The courts continued to struggle in 2009 with defining the scope of federal Clean Water Act authority, based on a lack of clear guidance in the Supreme Court’s 2006 Rapanos decision. Barring a return trip to the Supreme Court, the best chance for bringing greater clarity to the situation in 2010 may be federal legislation. With Congress deadlocked on climate change, this could be the year Congress enacts the Clean Water Restoration Act (“CWRA”), S.787. If the CWRA passes, EPA would begin to regulate water quality, stormwater discharges, water supply and infrastructure, and all other activities that have the potential to create water pollution in newly covered waters.

9. Greater Regulation of Nutrient Discharges

The coming year will likely see more regulation of nutrient discharges, including nitrogen and phosphorus. Because nutrient discharges are typically from non-point sources, traditional end-of-pipe technology is ineffective, and regulators have turned to the TMDL program under the federal Clean Water Act as a tool to reduce nutrient loadings. Regulators are experimenting with water quality trading programs, which Congress has proposed for the Chesapeake Bay;[5] and numeric water quality criteria for nutrients.

10. More Climate Change Litigation

Undeterred by the absence of federal climate change legislation, litigants have sought to force reductions in GHG emissions through the courts. Last year saw cases brought under NEPA, the Clean Air Act and the ESA. This year we can expect more of the same. A relatively new development is the use of federal common law claims. Both the Second Circuit and the Fifth Circuit allowed federal common law nuisance claims based on alleged climate change damages to proceed, rejecting arguments that the cases raised non-judiciable political questions. The Ninth Circuit currently has an appeal pending before it which presents the same issue.

[1] See M. MacCurdy, Sea Change? NOAA Seeks Public Comment on New Policy for Allocating Fishery Resources, Marten Law Environmental News (Jan. 6, 2010).

[2] A comprehensive comparison of ACES and ACELA from the Pew Center on Global Climate Change is available here.

[3] 73 Fed. Reg. 78,272 (Dec. 16, 2008).

[4] See A. Winter, ESA Overhaul a ‘Work in Progress’ for Obama Admin, N.Y. Times (Dec. 24, 2009).

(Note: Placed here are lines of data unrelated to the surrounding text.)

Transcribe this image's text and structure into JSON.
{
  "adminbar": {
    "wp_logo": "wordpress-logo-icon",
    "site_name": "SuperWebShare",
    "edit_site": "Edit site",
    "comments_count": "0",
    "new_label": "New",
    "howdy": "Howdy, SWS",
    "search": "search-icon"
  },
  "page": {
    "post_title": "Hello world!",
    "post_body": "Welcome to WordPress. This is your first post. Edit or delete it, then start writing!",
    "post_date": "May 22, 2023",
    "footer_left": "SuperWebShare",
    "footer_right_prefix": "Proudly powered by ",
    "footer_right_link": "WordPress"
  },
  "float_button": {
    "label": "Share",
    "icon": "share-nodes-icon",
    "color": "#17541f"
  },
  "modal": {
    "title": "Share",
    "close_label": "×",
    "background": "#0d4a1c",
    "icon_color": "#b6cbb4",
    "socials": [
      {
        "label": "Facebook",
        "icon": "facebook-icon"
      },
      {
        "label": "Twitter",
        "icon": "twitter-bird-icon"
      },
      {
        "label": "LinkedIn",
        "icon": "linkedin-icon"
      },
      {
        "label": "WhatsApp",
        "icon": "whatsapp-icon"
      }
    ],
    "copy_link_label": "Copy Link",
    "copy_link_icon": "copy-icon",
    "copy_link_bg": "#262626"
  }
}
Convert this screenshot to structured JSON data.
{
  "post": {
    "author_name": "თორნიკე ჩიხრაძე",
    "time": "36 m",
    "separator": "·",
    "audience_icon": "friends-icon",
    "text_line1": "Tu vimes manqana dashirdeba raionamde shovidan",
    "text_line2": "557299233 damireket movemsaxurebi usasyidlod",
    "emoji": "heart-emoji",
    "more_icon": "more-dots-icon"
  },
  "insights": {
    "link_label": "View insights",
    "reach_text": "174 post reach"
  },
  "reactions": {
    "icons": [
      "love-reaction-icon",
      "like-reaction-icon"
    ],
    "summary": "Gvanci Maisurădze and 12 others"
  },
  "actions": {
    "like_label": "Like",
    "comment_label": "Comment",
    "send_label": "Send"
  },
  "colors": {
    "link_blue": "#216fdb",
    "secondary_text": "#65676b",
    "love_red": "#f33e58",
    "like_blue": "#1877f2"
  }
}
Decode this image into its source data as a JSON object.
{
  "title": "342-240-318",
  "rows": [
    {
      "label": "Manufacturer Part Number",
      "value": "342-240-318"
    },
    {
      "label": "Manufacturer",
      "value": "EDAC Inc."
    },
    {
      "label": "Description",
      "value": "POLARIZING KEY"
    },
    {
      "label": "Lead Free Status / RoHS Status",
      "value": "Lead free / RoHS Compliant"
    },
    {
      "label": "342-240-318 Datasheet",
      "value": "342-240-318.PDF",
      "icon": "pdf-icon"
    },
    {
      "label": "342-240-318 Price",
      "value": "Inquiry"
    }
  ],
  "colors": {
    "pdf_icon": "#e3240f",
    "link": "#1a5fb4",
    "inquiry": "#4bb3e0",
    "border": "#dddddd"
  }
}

[5] M. MacCurdy, Chesapeake Bay Bill Proposes to Improve Water Quality Through a “Cap and Trade” Program , Marten Law Group Environmental News (Dec. 2, 2009).

This article is not a substitute for legal advice. Please consult with your legal counsel for specific advice and/or information. Read our complete legal disclaimer.